Daniel Gardiner, 32°
Guest Book Review Editor
Berman, Ric, Espionage,
Diplomacy & the Lodge:
Charles Delafaye and The
Secret Department of the
Post Office, The Old Stable
Press, 2017, 316 pages,
softbound, some b&w
price $25.00, available
on the Internet for about
$23.50 and up.
Since Ric Berman’s PhD
thesis was rearranged and
published in 2012 as
Foundations of Modern Freemasonry, he has become Treasurer of the
premier lodge of research in London, Quatuor Coronati Lodge
No. 2076. In a show of confidence, he was tapped as the Presto-nian Lecturer for 2016 to issue a more accessible, popular (and
shorter) version of that book.
2017’s Espionage, Diplomacy & the Lodge opens up the world
of the Moderns Grand Lodge from the 1720s through the ’40s
via the Post Office and its chief figure, Charles Delafaye.
The Post Office sounds as if it should be dull, maybe populated
by clerks passing mail, with a blizzard of under-secretaries performing administrative duties. In fact, there was nothing boring
about the under-secretaries of the “Secret Department” of the
Post Office (one department for the North, one for the South),
because they employed code-breakers and decipherers on intercepted mail relating to English national security interests.
The Post Office and these under-secretaries ran items in
newspapers publicly as an arm of the state, and collected negligible fees that amassed into a slush fund able to finance covert
operations.
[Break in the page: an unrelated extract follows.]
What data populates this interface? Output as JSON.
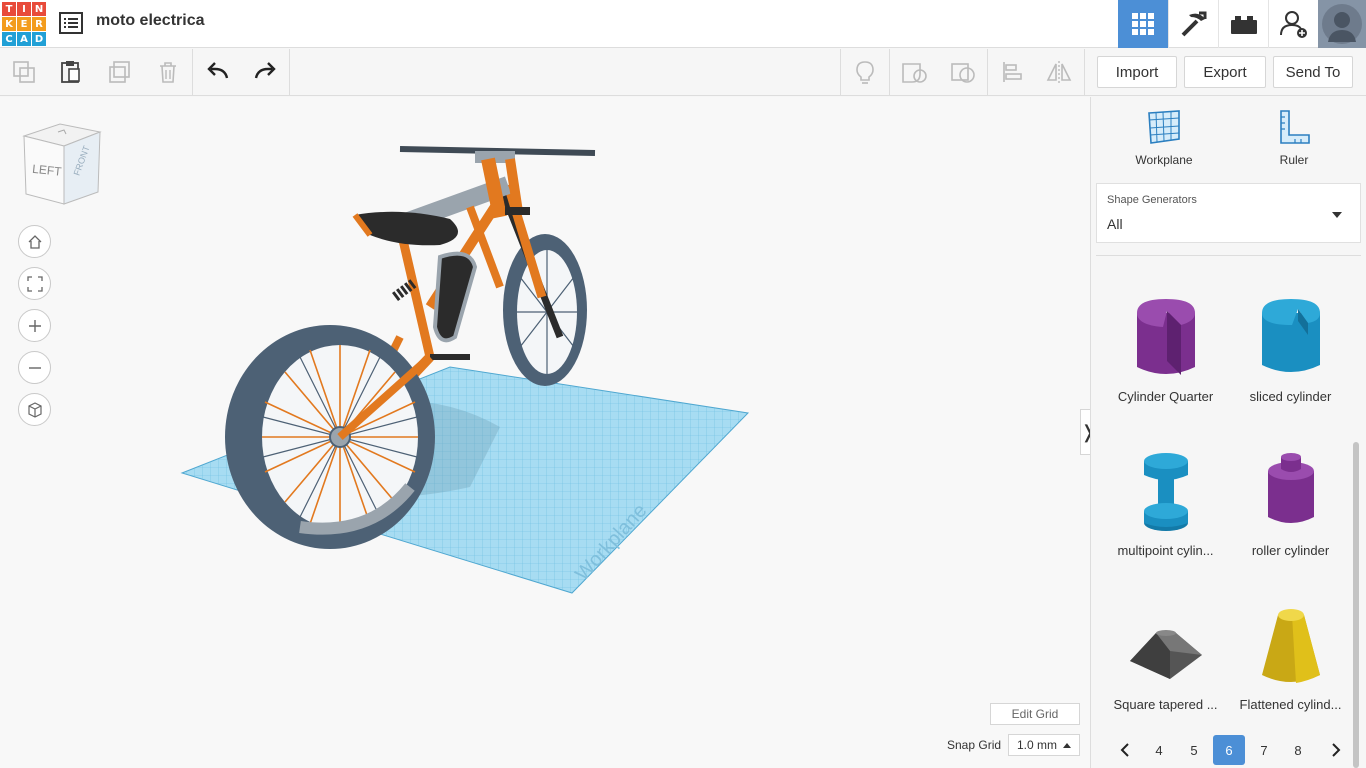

Masonic lodges become simply one more method
by which the Secret Department (precursor to modern intelligence agencies and cryptanalysts) stay ahead of plots and conspiracies.
One French religious refugee—like the Grand Lodge’s leading figure Grand Master Jean Theophilius Desaguliers—is Freemason Charles Delafaye: chief spy-master for the new government. He is the subject of all of Chapter One, and virtually the
entire remainder of the book relies upon the pay-off from understanding Delafaye’s role in the new government.
This is an exercise in “world-building.” It can be dizzying to
keep track of the names of figures (especially when referred to
by the shortened names of their titles), policies enacted, and
places though, and I strongly recommend that if they’re intimi-
dating, simply pass over them and keep reading. The take-away
is always: the recently installed (1714) English government
needed an intelligence branch in order to navigate a treacherous
new world, and you’re going to be reading about spies.
To counter anti-government (Jacobite) lodges in France,
Berman introduces jewelers to upper society, celebrity chefs to
the elite, and tailors to ambassadors – all Masons – who all quietly form lodges in key European locations or attach themselves
to influential people.
In today’s world of conspiracies, half-baked theories, and fiction, the author footnotes his way into the social elite, and culture of 1720–40s England and makes the case for a real history
of Freemasonry where plots and conspiracies were actually unraveled, some of the half-baked theories proved to be true, and
that truth was stranger than fiction!
McNaughton, John Wm.,
Reclaiming the Soul of
Freemasonry, Volume One,
The Supreme Council, 33°,
Ancient and Accepted
Scottish Rite, Northern
Masonic Jurisdiction, 2017,
73 pages, hardbound, some
charts & graphs, ISBN-
List price $19.95 at the
NMJ shop (+ about $7.95
shipping), Kindle version
available for $9.99.
Ill. Bro. John McNaughton left the office of Sovereign Grand
Commander for the Scottish Rite, NMJ in a way that leaders
often dream of, but don’t always manage to accomplish: with a
clear “Path Forward,” to use the term used in this book with his
name attached to it.
After summarizing survey responses from non-Masons and
Masons alike in Ohio and Massachusetts, a professional marketing and researching company (Cercone Brown Company)
delivered surprising results to our sister jurisdiction. It seems
likely that the course that they now chart with confidence will
make this one of the most talked about Masonic books in 2018.
Throughout this short book (it checks in at less than 75 pages), McNaughton’s mission is clear: deliver an honest, no-kid-